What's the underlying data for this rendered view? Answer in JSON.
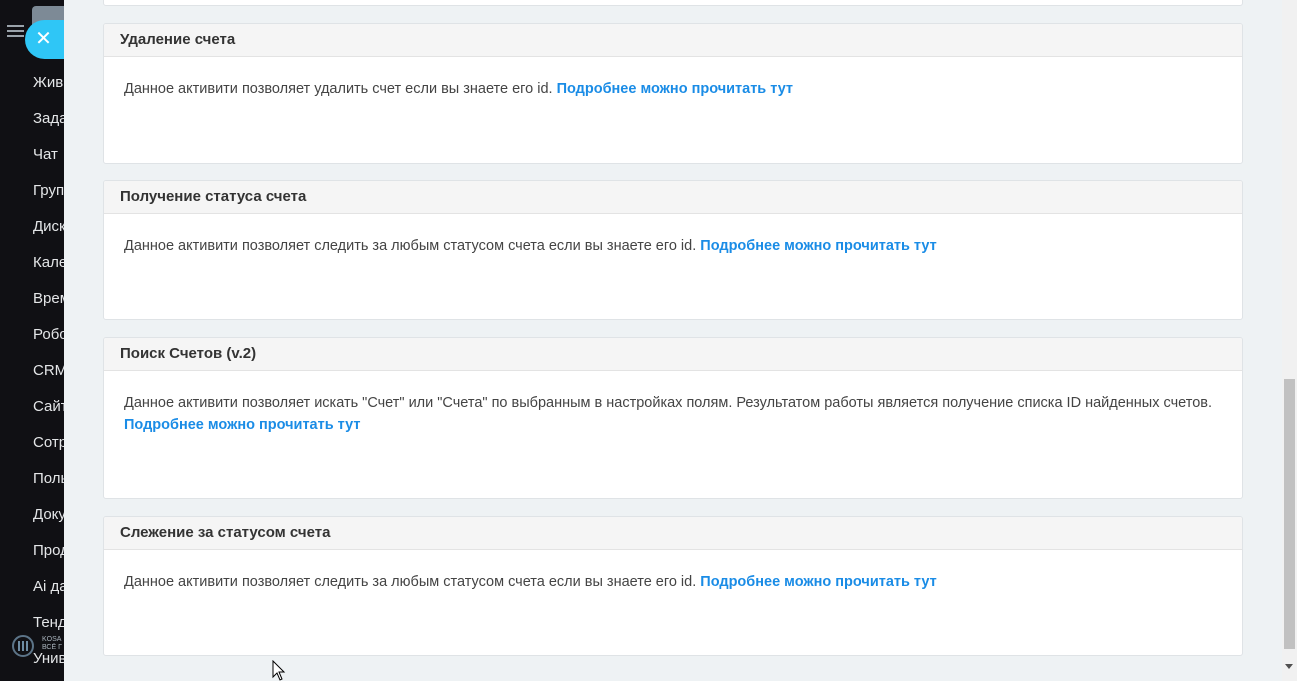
{
  "sidebar": {
    "items": [
      {
        "label": "Жив"
      },
      {
        "label": "Зада"
      },
      {
        "label": "Чат"
      },
      {
        "label": "Груп"
      },
      {
        "label": "Диск"
      },
      {
        "label": "Кале"
      },
      {
        "label": "Врем"
      },
      {
        "label": "Робо"
      },
      {
        "label": "CRM"
      },
      {
        "label": "Сайт"
      },
      {
        "label": "Сотр"
      },
      {
        "label": "Поль"
      },
      {
        "label": "Доку"
      },
      {
        "label": "Прод"
      },
      {
        "label": "Ai да"
      },
      {
        "label": "Тенд"
      },
      {
        "label": "Унив"
      }
    ],
    "close_symbol": "✕",
    "logo_text_line1": "KOSA",
    "logo_text_line2": "ВСЁ Г"
  },
  "cards": [
    {
      "title": "Удаление счета",
      "text": "Данное активити позволяет удалить счет если вы знаете его id.",
      "link": "Подробнее можно прочитать тут"
    },
    {
      "title": "Получение статуса счета",
      "text": "Данное активити позволяет следить за любым статусом счета если вы знаете его id.",
      "link": "Подробнее можно прочитать тут"
    },
    {
      "title": "Поиск Счетов (v.2)",
      "text": "Данное активити позволяет искать \"Счет\" или \"Счета\" по выбранным в настройках полям. Результатом работы является получение списка ID найденных счетов.",
      "link": "Подробнее можно прочитать тут"
    },
    {
      "title": "Слежение за статусом счета",
      "text": "Данное активити позволяет следить за любым статусом счета если вы знаете его id.",
      "link": "Подробнее можно прочитать тут"
    }
  ],
  "colors": {
    "link": "#1a8ce6",
    "close_button": "#2fc6f6",
    "sidebar_bg": "#101014"
  }
}
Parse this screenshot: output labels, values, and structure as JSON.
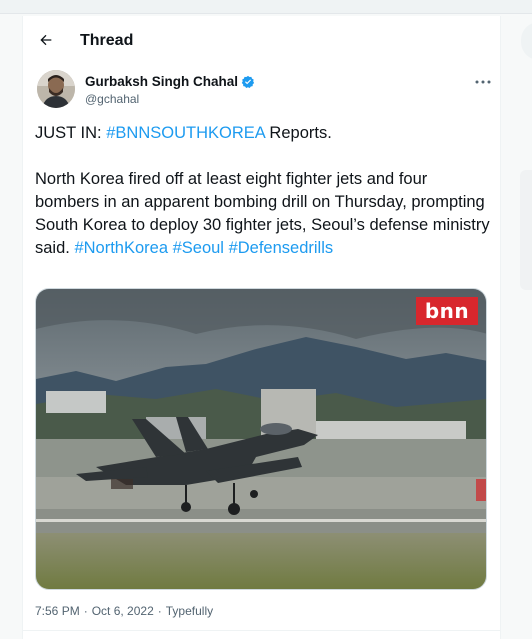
{
  "header": {
    "title": "Thread"
  },
  "author": {
    "display_name": "Gurbaksh Singh Chahal",
    "handle": "@gchahal"
  },
  "tweet": {
    "line1_prefix": "JUST IN: ",
    "line1_tag": "#BNNSOUTHKOREA",
    "line1_suffix": " Reports.",
    "body": "North Korea fired off at least eight fighter jets and four bombers in an apparent bombing drill on Thursday, prompting South Korea to deploy 30 fighter jets, Seoul’s defense ministry said. ",
    "tags": [
      "#NorthKorea",
      "#Seoul",
      "#Defensedrills"
    ]
  },
  "media": {
    "logo_text": "bnn"
  },
  "meta": {
    "time": "7:56 PM",
    "sep": "·",
    "date": "Oct 6, 2022",
    "sep2": "·",
    "source": "Typefully"
  },
  "colors": {
    "link": "#1d9bf0",
    "verified": "#1d9bf0",
    "logo_bg": "#d8272d"
  },
  "icons": {
    "back": "arrow-left-icon",
    "verified": "verified-badge-icon",
    "more": "more-dots-icon"
  }
}
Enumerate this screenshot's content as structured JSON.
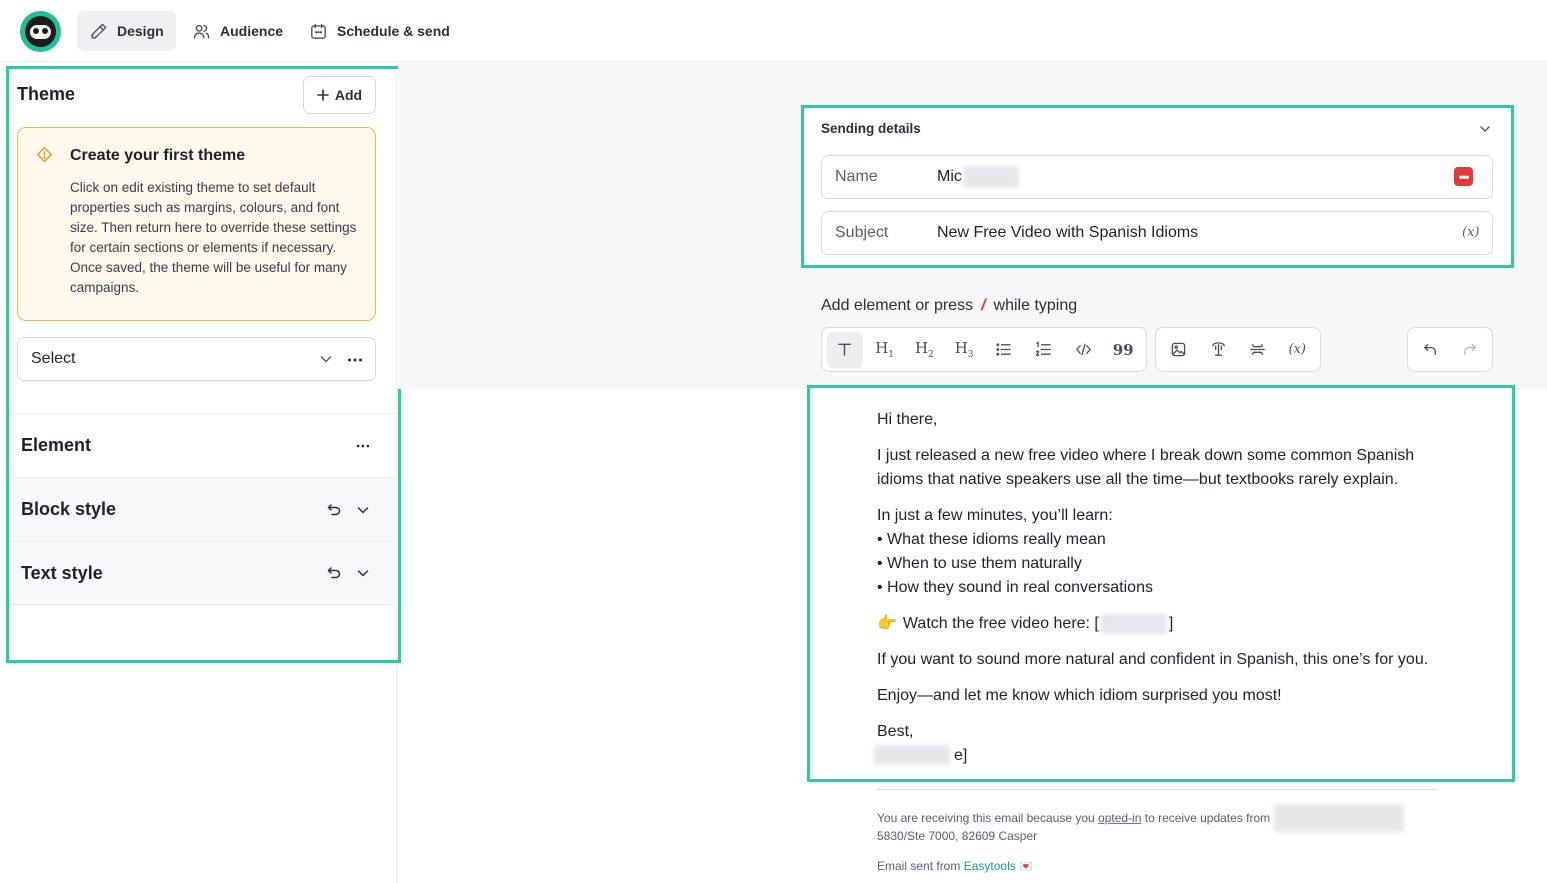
{
  "nav": {
    "tabs": [
      {
        "label": "Design",
        "icon": "pencil-icon",
        "active": true
      },
      {
        "label": "Audience",
        "icon": "users-icon",
        "active": false
      },
      {
        "label": "Schedule & send",
        "icon": "calendar-icon",
        "active": false
      }
    ]
  },
  "theme": {
    "title": "Theme",
    "add_label": "Add",
    "notice_title": "Create your first theme",
    "notice_body": "Click on edit existing theme to set default properties such as margins, colours, and font size. Then return here to override these settings for certain sections or elements if necessary. Once saved, the theme will be useful for many campaigns.",
    "select_label": "Select"
  },
  "sections": {
    "element": "Element",
    "block_style": "Block style",
    "text_style": "Text style"
  },
  "sending": {
    "title": "Sending details",
    "name_label": "Name",
    "name_value": "Mic",
    "subject_label": "Subject",
    "subject_value": "New Free Video with Spanish Idioms",
    "variable_icon_text": "(x)"
  },
  "editor": {
    "hint_before": "Add element or press",
    "hint_key": "/",
    "hint_after": "while typing"
  },
  "email": {
    "greeting": "Hi there,",
    "para1_line1": "I just released a new free video where I break down some common Spanish",
    "para1_line2": "idioms that native speakers use all the time—but textbooks rarely explain.",
    "para2_intro": "In just a few minutes, you’ll learn:",
    "bullets": [
      "• What these idioms really mean",
      "• When to use them naturally",
      "• How they sound in real conversations"
    ],
    "watch_emoji": "👉",
    "watch_text": "Watch the free video here: [",
    "watch_end": "]",
    "para4": "If you want to sound more natural and confident in Spanish, this one’s for you.",
    "para5": "Enjoy—and let me know which idiom surprised you most!",
    "signoff": "Best,",
    "signature_end": "e]"
  },
  "footer": {
    "line1_before": "You are receiving this email because you",
    "optin": "opted-in",
    "line1_after": "to receive updates from",
    "line2": "5830/Ste 7000, 82609 Casper",
    "sent_from": "Email sent from",
    "brand": "Easytools",
    "heart": "💌"
  },
  "colors": {
    "accent": "#2ccca3",
    "brand_green": "#1fbf9a",
    "notice_border": "#f2b64b",
    "notice_bg": "#fff8ec",
    "danger": "#e03b3b"
  }
}
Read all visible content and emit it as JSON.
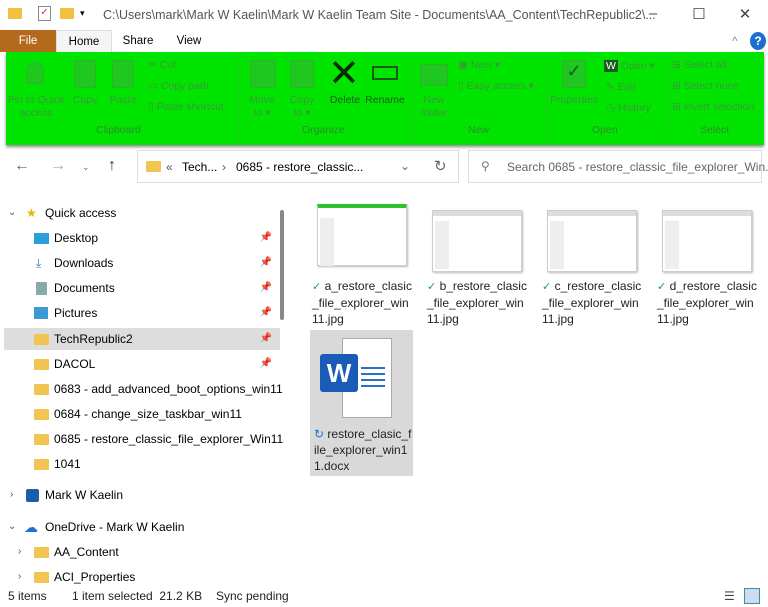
{
  "window": {
    "title": "C:\\Users\\mark\\Mark W Kaelin\\Mark W Kaelin Team Site - Documents\\AA_Content\\TechRepublic2\\...",
    "minimize": "–",
    "maximize": "☐",
    "close": "✕"
  },
  "tabs": [
    "File",
    "Home",
    "Share",
    "View"
  ],
  "ribbon": {
    "clipboard": {
      "pin": "Pin to Quick access",
      "copy": "Copy",
      "paste": "Paste",
      "cut": "Cut",
      "copy_path": "Copy path",
      "paste_shortcut": "Paste shortcut",
      "label": "Clipboard"
    },
    "organize": {
      "move_to": "Move to ▾",
      "copy_to": "Copy to ▾",
      "delete": "Delete",
      "rename": "Rename",
      "label": "Organize"
    },
    "new": {
      "new_folder": "New folder",
      "new_item": "New ▾",
      "easy_access": "Easy access ▾",
      "label": "New"
    },
    "open": {
      "properties": "Properties",
      "open": "Open ▾",
      "edit": "Edit",
      "history": "History",
      "label": "Open"
    },
    "select": {
      "select_all": "Select all",
      "select_none": "Select none",
      "invert": "Invert selection",
      "label": "Select"
    },
    "accent": "#00e400"
  },
  "address": {
    "prefix": "«",
    "crumb1": "Tech...",
    "crumb2": "0685 - restore_classic...",
    "search_placeholder": "Search 0685 - restore_classic_file_explorer_Win..."
  },
  "nav": {
    "quick_access": "Quick access",
    "items": [
      "Desktop",
      "Downloads",
      "Documents",
      "Pictures",
      "TechRepublic2",
      "DACOL",
      "0683 - add_advanced_boot_options_win11",
      "0684 - change_size_taskbar_win11",
      "0685 - restore_classic_file_explorer_Win11",
      "1041"
    ],
    "mark": "Mark W Kaelin",
    "onedrive": "OneDrive - Mark W Kaelin",
    "od_items": [
      "AA_Content",
      "ACI_Properties"
    ]
  },
  "files": [
    {
      "name": "a_restore_clasic_file_explorer_win11.jpg"
    },
    {
      "name": "b_restore_clasic_file_explorer_win11.jpg"
    },
    {
      "name": "c_restore_clasic_file_explorer_win11.jpg"
    },
    {
      "name": "d_restore_clasic_file_explorer_win11.jpg"
    },
    {
      "name": "restore_clasic_file_explorer_win11.docx"
    }
  ],
  "status": {
    "count": "5 items",
    "selected": "1 item selected  21.2 KB",
    "sync": "Sync pending"
  }
}
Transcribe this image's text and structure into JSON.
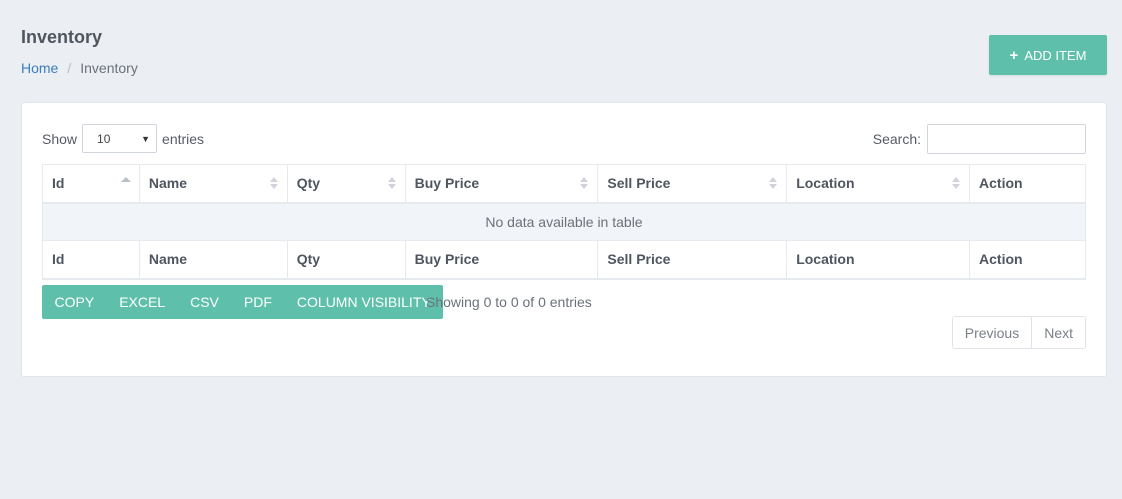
{
  "header": {
    "title": "Inventory",
    "breadcrumb": {
      "home": "Home",
      "current": "Inventory"
    },
    "add_button_label": "ADD ITEM"
  },
  "table_controls": {
    "show_label": "Show",
    "page_length": "10",
    "entries_label": "entries",
    "search_label": "Search:",
    "search_value": ""
  },
  "table": {
    "columns": [
      "Id",
      "Name",
      "Qty",
      "Buy Price",
      "Sell Price",
      "Location",
      "Action"
    ],
    "empty_message": "No data available in table"
  },
  "export_buttons": [
    "COPY",
    "EXCEL",
    "CSV",
    "PDF",
    "COLUMN VISIBILITY"
  ],
  "info_text": "Showing 0 to 0 of 0 entries",
  "pagination": {
    "previous": "Previous",
    "next": "Next"
  },
  "colors": {
    "accent": "#5ebfab",
    "link": "#3c7dbb",
    "background": "#ebeef3"
  }
}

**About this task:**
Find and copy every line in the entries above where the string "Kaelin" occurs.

**Your response:**
    "title": "C:\\Users\\mark\\Mark W Kaelin\\Mark W Kaelin Team Site - Documents\\AA_Content\\TechRepublic2\\...",
    "mark": "Mark W Kaelin",
    "onedrive": "OneDrive - Mark W Kaelin",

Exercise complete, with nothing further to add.